* _Records to use_:

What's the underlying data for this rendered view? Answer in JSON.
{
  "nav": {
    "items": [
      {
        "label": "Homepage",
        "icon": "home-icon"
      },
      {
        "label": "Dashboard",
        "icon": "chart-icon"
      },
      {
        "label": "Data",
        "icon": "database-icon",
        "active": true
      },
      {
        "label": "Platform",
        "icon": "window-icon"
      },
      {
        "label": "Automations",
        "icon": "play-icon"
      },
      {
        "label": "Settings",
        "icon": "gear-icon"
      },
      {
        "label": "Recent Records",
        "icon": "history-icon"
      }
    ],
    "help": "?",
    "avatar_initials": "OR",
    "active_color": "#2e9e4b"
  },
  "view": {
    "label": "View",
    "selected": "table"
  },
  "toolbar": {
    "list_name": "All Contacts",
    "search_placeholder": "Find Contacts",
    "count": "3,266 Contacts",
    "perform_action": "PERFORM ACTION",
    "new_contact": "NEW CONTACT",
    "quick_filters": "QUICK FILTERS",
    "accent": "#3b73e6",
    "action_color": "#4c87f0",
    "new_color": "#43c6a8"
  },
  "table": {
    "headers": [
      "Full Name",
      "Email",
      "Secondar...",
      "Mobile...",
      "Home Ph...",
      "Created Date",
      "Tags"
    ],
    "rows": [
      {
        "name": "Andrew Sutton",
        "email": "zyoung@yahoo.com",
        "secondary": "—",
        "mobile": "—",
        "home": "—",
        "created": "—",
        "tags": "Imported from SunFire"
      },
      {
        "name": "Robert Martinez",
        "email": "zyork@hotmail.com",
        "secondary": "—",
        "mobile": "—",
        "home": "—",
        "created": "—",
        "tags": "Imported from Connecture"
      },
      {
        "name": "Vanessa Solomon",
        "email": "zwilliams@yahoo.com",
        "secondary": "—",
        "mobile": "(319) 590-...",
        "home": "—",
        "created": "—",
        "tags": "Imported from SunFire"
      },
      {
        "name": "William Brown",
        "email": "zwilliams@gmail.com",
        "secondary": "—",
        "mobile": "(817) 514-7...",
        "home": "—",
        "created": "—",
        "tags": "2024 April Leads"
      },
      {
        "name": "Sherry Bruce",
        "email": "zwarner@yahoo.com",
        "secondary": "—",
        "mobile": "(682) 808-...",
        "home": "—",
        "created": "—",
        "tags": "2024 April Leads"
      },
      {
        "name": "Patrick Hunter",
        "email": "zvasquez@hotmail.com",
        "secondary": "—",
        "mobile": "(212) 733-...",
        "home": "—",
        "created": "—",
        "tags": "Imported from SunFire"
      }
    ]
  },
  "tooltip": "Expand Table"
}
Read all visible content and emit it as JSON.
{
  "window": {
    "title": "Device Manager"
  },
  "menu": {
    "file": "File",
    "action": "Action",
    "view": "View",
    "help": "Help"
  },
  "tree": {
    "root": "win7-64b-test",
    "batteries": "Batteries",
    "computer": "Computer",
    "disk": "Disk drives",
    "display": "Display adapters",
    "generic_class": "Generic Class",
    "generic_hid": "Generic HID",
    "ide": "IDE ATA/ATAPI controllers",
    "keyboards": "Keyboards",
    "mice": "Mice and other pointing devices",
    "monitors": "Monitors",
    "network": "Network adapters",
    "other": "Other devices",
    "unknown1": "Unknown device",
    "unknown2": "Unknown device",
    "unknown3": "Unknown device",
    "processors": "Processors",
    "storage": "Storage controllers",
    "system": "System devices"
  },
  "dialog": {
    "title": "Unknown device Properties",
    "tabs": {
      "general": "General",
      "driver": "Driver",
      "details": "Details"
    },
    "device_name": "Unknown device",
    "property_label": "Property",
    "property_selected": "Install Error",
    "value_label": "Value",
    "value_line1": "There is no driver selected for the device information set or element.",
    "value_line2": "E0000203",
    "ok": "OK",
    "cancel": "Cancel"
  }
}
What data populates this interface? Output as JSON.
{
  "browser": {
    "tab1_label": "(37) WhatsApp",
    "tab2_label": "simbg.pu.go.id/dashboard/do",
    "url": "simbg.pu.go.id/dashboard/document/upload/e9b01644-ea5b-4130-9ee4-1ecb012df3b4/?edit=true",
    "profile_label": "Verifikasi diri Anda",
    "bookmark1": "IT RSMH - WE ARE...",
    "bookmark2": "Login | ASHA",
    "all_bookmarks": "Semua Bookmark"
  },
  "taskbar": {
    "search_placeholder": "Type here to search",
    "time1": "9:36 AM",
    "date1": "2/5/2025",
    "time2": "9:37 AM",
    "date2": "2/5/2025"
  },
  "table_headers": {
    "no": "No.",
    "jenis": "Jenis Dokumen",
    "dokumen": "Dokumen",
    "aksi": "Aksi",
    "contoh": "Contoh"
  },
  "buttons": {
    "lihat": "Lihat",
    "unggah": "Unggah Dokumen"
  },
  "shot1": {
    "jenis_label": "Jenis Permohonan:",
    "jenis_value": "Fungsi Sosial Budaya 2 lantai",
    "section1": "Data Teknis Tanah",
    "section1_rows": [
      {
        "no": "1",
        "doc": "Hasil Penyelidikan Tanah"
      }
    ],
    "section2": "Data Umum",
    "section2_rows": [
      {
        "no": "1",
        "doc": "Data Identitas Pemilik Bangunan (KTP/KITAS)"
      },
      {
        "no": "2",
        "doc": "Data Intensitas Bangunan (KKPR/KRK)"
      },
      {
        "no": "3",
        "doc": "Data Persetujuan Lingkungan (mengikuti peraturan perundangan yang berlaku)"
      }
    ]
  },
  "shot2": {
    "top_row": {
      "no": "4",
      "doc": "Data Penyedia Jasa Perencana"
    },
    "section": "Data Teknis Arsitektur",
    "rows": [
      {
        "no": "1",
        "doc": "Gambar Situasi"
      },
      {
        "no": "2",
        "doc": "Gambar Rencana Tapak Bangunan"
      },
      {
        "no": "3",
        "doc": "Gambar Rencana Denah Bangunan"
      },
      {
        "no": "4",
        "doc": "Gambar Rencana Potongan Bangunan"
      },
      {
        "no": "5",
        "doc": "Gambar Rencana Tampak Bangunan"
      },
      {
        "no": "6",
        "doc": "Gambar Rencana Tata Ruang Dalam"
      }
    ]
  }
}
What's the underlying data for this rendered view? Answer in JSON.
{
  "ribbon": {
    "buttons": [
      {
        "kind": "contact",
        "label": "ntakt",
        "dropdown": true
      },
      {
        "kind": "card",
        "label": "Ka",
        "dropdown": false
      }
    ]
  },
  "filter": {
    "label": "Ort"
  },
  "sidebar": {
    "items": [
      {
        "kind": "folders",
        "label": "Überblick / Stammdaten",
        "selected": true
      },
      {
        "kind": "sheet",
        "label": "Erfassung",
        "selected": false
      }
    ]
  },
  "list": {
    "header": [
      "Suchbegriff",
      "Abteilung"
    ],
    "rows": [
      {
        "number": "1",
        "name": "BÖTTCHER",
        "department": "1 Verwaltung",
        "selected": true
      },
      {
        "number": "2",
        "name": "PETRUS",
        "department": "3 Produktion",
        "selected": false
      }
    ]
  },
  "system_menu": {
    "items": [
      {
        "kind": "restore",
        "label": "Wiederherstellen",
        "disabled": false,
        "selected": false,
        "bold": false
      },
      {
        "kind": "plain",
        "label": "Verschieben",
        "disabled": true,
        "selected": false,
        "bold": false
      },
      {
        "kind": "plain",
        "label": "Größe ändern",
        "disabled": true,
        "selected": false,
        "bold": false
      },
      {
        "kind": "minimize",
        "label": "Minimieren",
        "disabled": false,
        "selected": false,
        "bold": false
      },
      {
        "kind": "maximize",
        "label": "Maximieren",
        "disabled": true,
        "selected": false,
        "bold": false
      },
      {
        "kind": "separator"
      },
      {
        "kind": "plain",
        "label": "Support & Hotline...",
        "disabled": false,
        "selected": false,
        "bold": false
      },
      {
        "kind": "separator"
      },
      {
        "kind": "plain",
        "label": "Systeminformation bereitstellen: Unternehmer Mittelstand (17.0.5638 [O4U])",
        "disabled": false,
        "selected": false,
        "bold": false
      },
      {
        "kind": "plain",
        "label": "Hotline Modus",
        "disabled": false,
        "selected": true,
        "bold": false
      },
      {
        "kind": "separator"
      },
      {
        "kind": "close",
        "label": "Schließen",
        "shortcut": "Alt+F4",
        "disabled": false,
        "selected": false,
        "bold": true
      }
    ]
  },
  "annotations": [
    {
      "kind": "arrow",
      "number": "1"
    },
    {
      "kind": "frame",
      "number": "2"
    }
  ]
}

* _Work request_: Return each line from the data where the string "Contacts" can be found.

* _Finished task_:
    "list_name": "All Contacts",
    "search_placeholder": "Find Contacts",
    "count": "3,266 Contacts",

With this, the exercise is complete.